Go through the data below and copy it exactly, skipping every picture.
○ ○ ○ ○ ○
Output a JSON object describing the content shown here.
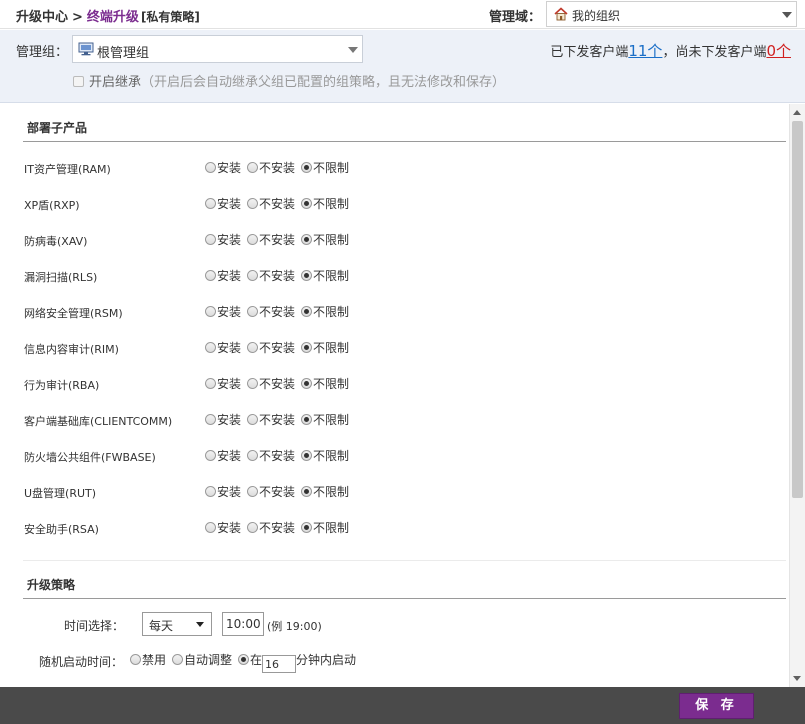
{
  "breadcrumb": {
    "root": "升级中心",
    "separator": ">",
    "current": "终端升级",
    "sub": "[私有策略]"
  },
  "domain": {
    "label": "管理域：",
    "value": "我的组织"
  },
  "group": {
    "label": "管理组：",
    "value": "根管理组",
    "issued_prefix": "已下发客户端",
    "issued_count": "11个",
    "not_issued_prefix": "，尚未下发客户端",
    "not_issued_count": "0个",
    "inherit_label": "开启继承",
    "inherit_hint": "（开启后会自动继承父组已配置的组策略，且无法修改和保存）"
  },
  "products": {
    "title": "部署子产品",
    "option_labels": [
      "安装",
      "不安装",
      "不限制"
    ],
    "items": [
      {
        "name": "IT资产管理(RAM)",
        "selected": 2
      },
      {
        "name": "XP盾(RXP)",
        "selected": 2
      },
      {
        "name": "防病毒(XAV)",
        "selected": 2
      },
      {
        "name": "漏洞扫描(RLS)",
        "selected": 2
      },
      {
        "name": "网络安全管理(RSM)",
        "selected": 2
      },
      {
        "name": "信息内容审计(RIM)",
        "selected": 2
      },
      {
        "name": "行为审计(RBA)",
        "selected": 2
      },
      {
        "name": "客户端基础库(CLIENTCOMM)",
        "selected": 2
      },
      {
        "name": "防火墙公共组件(FWBASE)",
        "selected": 2
      },
      {
        "name": "U盘管理(RUT)",
        "selected": 2
      },
      {
        "name": "安全助手(RSA)",
        "selected": 2
      }
    ]
  },
  "strategy": {
    "title": "升级策略",
    "time_label": "时间选择：",
    "frequency": "每天",
    "time_value": "10:00",
    "time_hint": "(例 19:00)",
    "random_label": "随机启动时间：",
    "random_options": [
      "禁用",
      "自动调整",
      "在"
    ],
    "random_selected": 2,
    "minutes": "16",
    "minutes_suffix": "分钟内启动"
  },
  "footer": {
    "save_label": "保 存"
  },
  "colors": {
    "accent": "#7b2c8f",
    "link_blue": "#1a6ec7",
    "link_red": "#d02020",
    "footer_bg": "#4a4a4a",
    "group_panel_bg": "#edf1f8"
  }
}
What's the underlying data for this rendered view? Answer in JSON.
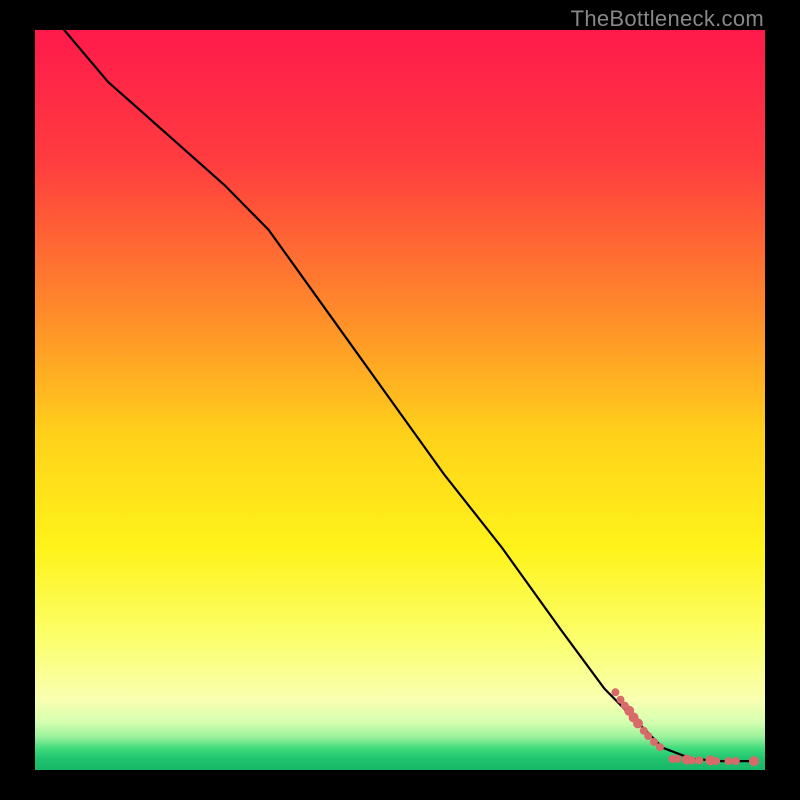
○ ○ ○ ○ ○
RESPONSE BOX:
Output a JSON object describing the content shown here.
{
  "breadcrumb": {
    "root": "升级中心",
    "separator": ">",
    "current": "终端升级",
    "sub": "[私有策略]"
  },
  "domain": {
    "label": "管理域：",
    "value": "我的组织"
  },
  "group": {
    "label": "管理组：",
    "value": "根管理组",
    "issued_prefix": "已下发客户端",
    "issued_count": "11个",
    "not_issued_prefix": "，尚未下发客户端",
    "not_issued_count": "0个",
    "inherit_label": "开启继承",
    "inherit_hint": "（开启后会自动继承父组已配置的组策略，且无法修改和保存）"
  },
  "products": {
    "title": "部署子产品",
    "option_labels": [
      "安装",
      "不安装",
      "不限制"
    ],
    "items": [
      {
        "name": "IT资产管理(RAM)",
        "selected": 2
      },
      {
        "name": "XP盾(RXP)",
        "selected": 2
      },
      {
        "name": "防病毒(XAV)",
        "selected": 2
      },
      {
        "name": "漏洞扫描(RLS)",
        "selected": 2
      },
      {
        "name": "网络安全管理(RSM)",
        "selected": 2
      },
      {
        "name": "信息内容审计(RIM)",
        "selected": 2
      },
      {
        "name": "行为审计(RBA)",
        "selected": 2
      },
      {
        "name": "客户端基础库(CLIENTCOMM)",
        "selected": 2
      },
      {
        "name": "防火墙公共组件(FWBASE)",
        "selected": 2
      },
      {
        "name": "U盘管理(RUT)",
        "selected": 2
      },
      {
        "name": "安全助手(RSA)",
        "selected": 2
      }
    ]
  },
  "strategy": {
    "title": "升级策略",
    "time_label": "时间选择：",
    "frequency": "每天",
    "time_value": "10:00",
    "time_hint": "(例 19:00)",
    "random_label": "随机启动时间：",
    "random_options": [
      "禁用",
      "自动调整",
      "在"
    ],
    "random_selected": 2,
    "minutes": "16",
    "minutes_suffix": "分钟内启动"
  },
  "footer": {
    "save_label": "保 存"
  },
  "colors": {
    "accent": "#7b2c8f",
    "link_blue": "#1a6ec7",
    "link_red": "#d02020",
    "footer_bg": "#4a4a4a",
    "group_panel_bg": "#edf1f8"
  }
}
What's the underlying data for this rendered view? Answer in JSON.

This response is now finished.